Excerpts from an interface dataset
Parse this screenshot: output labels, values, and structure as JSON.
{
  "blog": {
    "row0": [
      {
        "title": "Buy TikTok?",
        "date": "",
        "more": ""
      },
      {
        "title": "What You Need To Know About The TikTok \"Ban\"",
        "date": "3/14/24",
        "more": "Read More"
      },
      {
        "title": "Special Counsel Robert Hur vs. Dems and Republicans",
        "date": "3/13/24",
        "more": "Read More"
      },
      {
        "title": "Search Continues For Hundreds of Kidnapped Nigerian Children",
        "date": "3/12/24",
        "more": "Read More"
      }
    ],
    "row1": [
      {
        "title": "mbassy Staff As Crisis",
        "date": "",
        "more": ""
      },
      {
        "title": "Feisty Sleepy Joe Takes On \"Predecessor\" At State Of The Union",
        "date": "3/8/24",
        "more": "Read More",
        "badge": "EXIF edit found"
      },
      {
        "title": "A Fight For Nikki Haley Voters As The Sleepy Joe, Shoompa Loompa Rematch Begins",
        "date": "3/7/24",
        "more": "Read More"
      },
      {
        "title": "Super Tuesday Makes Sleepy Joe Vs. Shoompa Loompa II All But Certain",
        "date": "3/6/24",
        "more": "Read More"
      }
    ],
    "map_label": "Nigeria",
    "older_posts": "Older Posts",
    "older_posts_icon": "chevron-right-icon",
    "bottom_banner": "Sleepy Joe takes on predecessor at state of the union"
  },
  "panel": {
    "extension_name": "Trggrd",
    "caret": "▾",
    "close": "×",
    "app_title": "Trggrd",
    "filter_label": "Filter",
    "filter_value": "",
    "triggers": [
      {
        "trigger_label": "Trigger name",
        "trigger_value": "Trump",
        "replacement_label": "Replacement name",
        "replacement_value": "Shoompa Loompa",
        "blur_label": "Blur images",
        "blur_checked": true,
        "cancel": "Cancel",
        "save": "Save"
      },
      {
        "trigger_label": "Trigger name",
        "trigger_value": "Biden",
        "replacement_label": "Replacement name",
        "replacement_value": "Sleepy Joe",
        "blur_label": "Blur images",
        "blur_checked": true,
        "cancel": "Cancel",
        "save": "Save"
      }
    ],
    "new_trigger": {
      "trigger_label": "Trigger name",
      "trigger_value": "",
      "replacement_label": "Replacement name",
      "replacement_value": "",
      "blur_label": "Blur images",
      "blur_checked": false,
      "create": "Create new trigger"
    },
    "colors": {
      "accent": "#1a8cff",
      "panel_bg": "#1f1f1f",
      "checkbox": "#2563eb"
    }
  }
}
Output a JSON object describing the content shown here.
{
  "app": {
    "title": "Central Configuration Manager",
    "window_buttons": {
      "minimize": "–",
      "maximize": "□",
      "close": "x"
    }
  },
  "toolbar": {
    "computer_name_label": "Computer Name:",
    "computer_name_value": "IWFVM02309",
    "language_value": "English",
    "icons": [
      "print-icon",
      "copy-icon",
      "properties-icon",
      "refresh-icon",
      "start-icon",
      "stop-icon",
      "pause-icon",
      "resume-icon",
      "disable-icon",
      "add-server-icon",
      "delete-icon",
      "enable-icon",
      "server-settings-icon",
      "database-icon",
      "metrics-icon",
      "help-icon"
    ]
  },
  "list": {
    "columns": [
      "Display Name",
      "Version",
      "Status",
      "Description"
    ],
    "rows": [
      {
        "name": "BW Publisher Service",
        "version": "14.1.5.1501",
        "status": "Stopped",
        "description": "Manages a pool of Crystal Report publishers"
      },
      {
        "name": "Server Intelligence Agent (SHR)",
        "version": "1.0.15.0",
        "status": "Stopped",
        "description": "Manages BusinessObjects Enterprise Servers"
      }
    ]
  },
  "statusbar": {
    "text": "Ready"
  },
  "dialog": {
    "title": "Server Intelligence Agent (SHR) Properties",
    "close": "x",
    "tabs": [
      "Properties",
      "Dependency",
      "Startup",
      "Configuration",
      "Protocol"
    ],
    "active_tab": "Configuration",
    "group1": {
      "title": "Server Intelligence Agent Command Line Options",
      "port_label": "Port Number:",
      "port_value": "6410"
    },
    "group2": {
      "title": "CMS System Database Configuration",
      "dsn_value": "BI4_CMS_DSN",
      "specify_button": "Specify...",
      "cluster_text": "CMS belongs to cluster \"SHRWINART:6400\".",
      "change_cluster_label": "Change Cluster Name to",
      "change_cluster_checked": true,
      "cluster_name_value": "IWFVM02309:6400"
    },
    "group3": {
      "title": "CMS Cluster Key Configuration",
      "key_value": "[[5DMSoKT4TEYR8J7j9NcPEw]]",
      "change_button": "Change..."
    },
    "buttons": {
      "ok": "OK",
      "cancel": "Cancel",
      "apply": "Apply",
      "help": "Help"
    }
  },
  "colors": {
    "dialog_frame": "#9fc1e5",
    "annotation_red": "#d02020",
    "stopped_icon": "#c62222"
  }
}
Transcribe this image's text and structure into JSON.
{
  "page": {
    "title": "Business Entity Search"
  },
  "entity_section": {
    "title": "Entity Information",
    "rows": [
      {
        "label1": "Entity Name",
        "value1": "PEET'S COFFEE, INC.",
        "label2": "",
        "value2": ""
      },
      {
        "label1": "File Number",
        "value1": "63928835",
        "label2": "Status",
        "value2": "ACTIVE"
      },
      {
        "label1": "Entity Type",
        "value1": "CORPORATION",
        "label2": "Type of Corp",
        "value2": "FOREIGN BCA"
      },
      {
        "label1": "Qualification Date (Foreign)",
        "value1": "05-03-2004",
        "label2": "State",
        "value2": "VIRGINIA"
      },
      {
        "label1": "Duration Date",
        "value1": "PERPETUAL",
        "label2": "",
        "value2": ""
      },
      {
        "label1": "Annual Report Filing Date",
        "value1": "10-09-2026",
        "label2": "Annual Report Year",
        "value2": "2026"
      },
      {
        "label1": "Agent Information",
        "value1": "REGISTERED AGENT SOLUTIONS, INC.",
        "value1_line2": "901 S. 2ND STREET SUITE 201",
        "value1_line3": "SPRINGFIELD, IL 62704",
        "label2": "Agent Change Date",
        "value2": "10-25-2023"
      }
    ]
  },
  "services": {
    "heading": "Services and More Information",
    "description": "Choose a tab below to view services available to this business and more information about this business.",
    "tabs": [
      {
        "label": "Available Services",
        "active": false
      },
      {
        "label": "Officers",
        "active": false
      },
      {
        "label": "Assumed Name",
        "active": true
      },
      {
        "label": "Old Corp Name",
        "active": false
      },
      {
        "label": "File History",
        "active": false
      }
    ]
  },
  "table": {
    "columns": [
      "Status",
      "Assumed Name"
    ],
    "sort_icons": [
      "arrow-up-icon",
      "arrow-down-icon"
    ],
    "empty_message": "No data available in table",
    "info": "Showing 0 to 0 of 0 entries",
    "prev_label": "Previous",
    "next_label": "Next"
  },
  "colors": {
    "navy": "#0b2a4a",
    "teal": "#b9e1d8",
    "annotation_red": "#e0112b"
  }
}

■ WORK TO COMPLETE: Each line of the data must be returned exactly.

■ TASK OUTPUT:
Parse this screenshot: output labels, values, and structure as JSON.
{
  "blog": {
    "row0": [
      {
        "title": "Buy TikTok?",
        "date": "",
        "more": ""
      },
      {
        "title": "What You Need To Know About The TikTok \"Ban\"",
        "date": "3/14/24",
        "more": "Read More"
      },
      {
        "title": "Special Counsel Robert Hur vs. Dems and Republicans",
        "date": "3/13/24",
        "more": "Read More"
      },
      {
        "title": "Search Continues For Hundreds of Kidnapped Nigerian Children",
        "date": "3/12/24",
        "more": "Read More"
      }
    ],
    "row1": [
      {
        "title": "mbassy Staff As Crisis",
        "date": "",
        "more": ""
      },
      {
        "title": "Feisty Sleepy Joe Takes On \"Predecessor\" At State Of The Union",
        "date": "3/8/24",
        "more": "Read More",
        "badge": "EXIF edit found"
      },
      {
        "title": "A Fight For Nikki Haley Voters As The Sleepy Joe, Shoompa Loompa Rematch Begins",
        "date": "3/7/24",
        "more": "Read More"
      },
      {
        "title": "Super Tuesday Makes Sleepy Joe Vs. Shoompa Loompa II All But Certain",
        "date": "3/6/24",
        "more": "Read More"
      }
    ],
    "map_label": "Nigeria",
    "older_posts": "Older Posts",
    "older_posts_icon": "chevron-right-icon",
    "bottom_banner": "Sleepy Joe takes on predecessor at state of the union"
  },
  "panel": {
    "extension_name": "Trggrd",
    "caret": "▾",
    "close": "×",
    "app_title": "Trggrd",
    "filter_label": "Filter",
    "filter_value": "",
    "triggers": [
      {
        "trigger_label": "Trigger name",
        "trigger_value": "Trump",
        "replacement_label": "Replacement name",
        "replacement_value": "Shoompa Loompa",
        "blur_label": "Blur images",
        "blur_checked": true,
        "cancel": "Cancel",
        "save": "Save"
      },
      {
        "trigger_label": "Trigger name",
        "trigger_value": "Biden",
        "replacement_label": "Replacement name",
        "replacement_value": "Sleepy Joe",
        "blur_label": "Blur images",
        "blur_checked": true,
        "cancel": "Cancel",
        "save": "Save"
      }
    ],
    "new_trigger": {
      "trigger_label": "Trigger name",
      "trigger_value": "",
      "replacement_label": "Replacement name",
      "replacement_value": "",
      "blur_label": "Blur images",
      "blur_checked": false,
      "create": "Create new trigger"
    },
    "colors": {
      "accent": "#1a8cff",
      "panel_bg": "#1f1f1f",
      "checkbox": "#2563eb"
    }
  }
}
Output a JSON object describing the content shown here.
{
  "app": {
    "title": "Central Configuration Manager",
    "window_buttons": {
      "minimize": "–",
      "maximize": "□",
      "close": "x"
    }
  },
  "toolbar": {
    "computer_name_label": "Computer Name:",
    "computer_name_value": "IWFVM02309",
    "language_value": "English",
    "icons": [
      "print-icon",
      "copy-icon",
      "properties-icon",
      "refresh-icon",
      "start-icon",
      "stop-icon",
      "pause-icon",
      "resume-icon",
      "disable-icon",
      "add-server-icon",
      "delete-icon",
      "enable-icon",
      "server-settings-icon",
      "database-icon",
      "metrics-icon",
      "help-icon"
    ]
  },
  "list": {
    "columns": [
      "Display Name",
      "Version",
      "Status",
      "Description"
    ],
    "rows": [
      {
        "name": "BW Publisher Service",
        "version": "14.1.5.1501",
        "status": "Stopped",
        "description": "Manages a pool of Crystal Report publishers"
      },
      {
        "name": "Server Intelligence Agent (SHR)",
        "version": "1.0.15.0",
        "status": "Stopped",
        "description": "Manages BusinessObjects Enterprise Servers"
      }
    ]
  },
  "statusbar": {
    "text": "Ready"
  },
  "dialog": {
    "title": "Server Intelligence Agent (SHR) Properties",
    "close": "x",
    "tabs": [
      "Properties",
      "Dependency",
      "Startup",
      "Configuration",
      "Protocol"
    ],
    "active_tab": "Configuration",
    "group1": {
      "title": "Server Intelligence Agent Command Line Options",
      "port_label": "Port Number:",
      "port_value": "6410"
    },
    "group2": {
      "title": "CMS System Database Configuration",
      "dsn_value": "BI4_CMS_DSN",
      "specify_button": "Specify...",
      "cluster_text": "CMS belongs to cluster \"SHRWINART:6400\".",
      "change_cluster_label": "Change Cluster Name to",
      "change_cluster_checked": true,
      "cluster_name_value": "IWFVM02309:6400"
    },
    "group3": {
      "title": "CMS Cluster Key Configuration",
      "key_value": "[[5DMSoKT4TEYR8J7j9NcPEw]]",
      "change_button": "Change..."
    },
    "buttons": {
      "ok": "OK",
      "cancel": "Cancel",
      "apply": "Apply",
      "help": "Help"
    }
  },
  "colors": {
    "dialog_frame": "#9fc1e5",
    "annotation_red": "#d02020",
    "stopped_icon": "#c62222"
  }
}
Transcribe this image's text and structure into JSON.
{
  "page": {
    "title": "Business Entity Search"
  },
  "entity_section": {
    "title": "Entity Information",
    "rows": [
      {
        "label1": "Entity Name",
        "value1": "PEET'S COFFEE, INC.",
        "label2": "",
        "value2": ""
      },
      {
        "label1": "File Number",
        "value1": "63928835",
        "label2": "Status",
        "value2": "ACTIVE"
      },
      {
        "label1": "Entity Type",
        "value1": "CORPORATION",
        "label2": "Type of Corp",
        "value2": "FOREIGN BCA"
      },
      {
        "label1": "Qualification Date (Foreign)",
        "value1": "05-03-2004",
        "label2": "State",
        "value2": "VIRGINIA"
      },
      {
        "label1": "Duration Date",
        "value1": "PERPETUAL",
        "label2": "",
        "value2": ""
      },
      {
        "label1": "Annual Report Filing Date",
        "value1": "10-09-2026",
        "label2": "Annual Report Year",
        "value2": "2026"
      },
      {
        "label1": "Agent Information",
        "value1": "REGISTERED AGENT SOLUTIONS, INC.",
        "value1_line2": "901 S. 2ND STREET SUITE 201",
        "value1_line3": "SPRINGFIELD, IL 62704",
        "label2": "Agent Change Date",
        "value2": "10-25-2023"
      }
    ]
  },
  "services": {
    "heading": "Services and More Information",
    "description": "Choose a tab below to view services available to this business and more information about this business.",
    "tabs": [
      {
        "label": "Available Services",
        "active": false
      },
      {
        "label": "Officers",
        "active": false
      },
      {
        "label": "Assumed Name",
        "active": true
      },
      {
        "label": "Old Corp Name",
        "active": false
      },
      {
        "label": "File History",
        "active": false
      }
    ]
  },
  "table": {
    "columns": [
      "Status",
      "Assumed Name"
    ],
    "sort_icons": [
      "arrow-up-icon",
      "arrow-down-icon"
    ],
    "empty_message": "No data available in table",
    "info": "Showing 0 to 0 of 0 entries",
    "prev_label": "Previous",
    "next_label": "Next"
  },
  "colors": {
    "navy": "#0b2a4a",
    "teal": "#b9e1d8",
    "annotation_red": "#e0112b"
  }
}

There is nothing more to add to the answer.